  12. ^ Fingas, John (May 17, 2012). "Plastic Logic shutters US offices, gets out of making its own e-readers". Engadget. 
  13. ^ "Plastic Logic Exits E-Reader Business It Never Really Managed to Enter". All Things D. May 17, 2012. Retrieved September 7, 2012. 
  14. ^ "Plastic Logic quits ereaders and turns to tech licensing". Slashgear. May 16, 2012. Retrieved September 7, 2012. 
  15. ^ "A logical step". +Plastic Electronics. August 24, 2012. 
  16. ^ "Plastic Logic offer in-depth look at plastic electronics technology". Printed Electronics World. 2 July 2012. 
  17. ^ "Plastic Logic flexible smartphone companion hands on". Slashgear. 28 June 2012. 
  18. ^ "Plastic Logic reveals smartphone display accessory concept at open day". Plus Plastic Electronics. 28 June 2012. 
  19. ^ "Showing the future for a paperless office". 12 July 2012. 
  20. ^ "BBC Click (BBC iPlayer TV programme - available to play in the UK only)". 8 July 2012. 

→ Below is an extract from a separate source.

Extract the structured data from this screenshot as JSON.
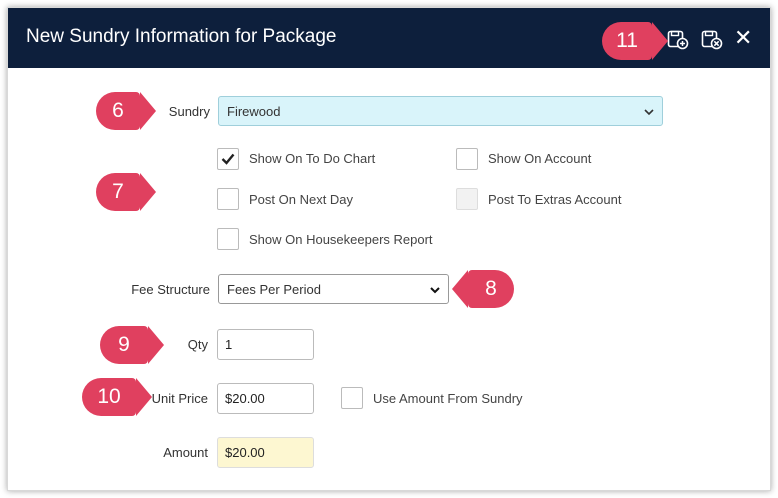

  21. ^ "Technology". 
  22. ^ "Plastic Logic CEO: E-readers are start of flexible displays revolution, not the end". 21 May 2012. 
  23. ^ "Plastic Logic also pursuing 'non-imaging' applications". 18 June 2012. 
  24. ^ "ISORG and Plastic Logic to unveil plastic image sensor at LOPE-C". 11 June 2013. 
  25. ^ "FlexTech Alliance Announces 2013 FLEXI Award Winners, Recognizing Accomplishments in Flexible and Printed Electronics". 31 January 2013. 
  26. ^ "Plastic Logic’s New Color Screen Looks Better in Person". 5 June 2012. 
  27. ^ "'Accident prone' Brits most likely to break smartphones". 24 July 2012. 
  28. ^ "Die Produkte des Jahres 2013 - das sind die Gewinner". 19 March 2013. 
  29. ^ "Plastic Logic wins award for innovative colour flexible displays". 15 March 2013. 
  30. ^ "Flexible E Ink Tablets Will Probably Be Neat Someday, But Not Right Now". 8 January 2013. 
  31. ^ "Revolutionary paper tablet computer reveals future tablets to be thin and flexible as sheets of paper". 7 January 2013. 
  32. ^ "PaperTab: The paper-thin flexible tablet prototype that wants to replace paper (video)". 7 January 2013. 
  33. ^ "Thin, Flexible PaperTab to Redefine the Tablet". 9 January 2013. 
  34. ^ "Plastic Logic Proposes a Futuristic Kind of Paper". 9 January 2013. 
  35. ^ "British company reveals ‘bendable’ tablet". 8 January 2013. 
  36. ^ "Tablet enthralls CES 2013 by treading thin line between computers and paper". 7 January 2013. 
  37. ^ "CES 2013: Hottest gadgets at the show". 10 January 2013. 
  38. ^ "Plastic Logic flexible smartphone epaper companion hands-on". 28 June 2012. 
  39. ^ "Discovery Channel". 9 January 2013. 
  40. ^ "TOPPAN and Plastic Logic to develop market for large-area, flexible EPD signage and showcase world’s first 42" prototype in Japan". 4 March 2013. 
  41. ^ "Plastic Logic unveils 42-inch flexible plastic signage prototype". 5 March 2013. 
  42. ^ "Plastic Logic role in post-earthquake Japan". 4 March 2013. 
  43. ^ "Plastic Logic shows off colour e-paper display smart watch concept: the future of wearable tech?". 26 March 2013. 
  44. ^ "Flexible display smartwatch in production via major sportswear manufacturer". 26 March 2013. 
  45. ^ Fried, Ina (7 January 2010). "Plastic Logic unveils its pricey Que e-reader". Cnet. Retrieved 24 May 2012. 
  46. ^ Murph, Darren (08-10-2010). "Plastic Logic kills QUE, 'shifts focus' to second-generation ProReader". Engadget. Retrieved 10 August 2010. 
  47. ^ "Plastic Logic reveals new business strategy". Plus Plastic Electronics. 16 May 2012. 

External links[edit]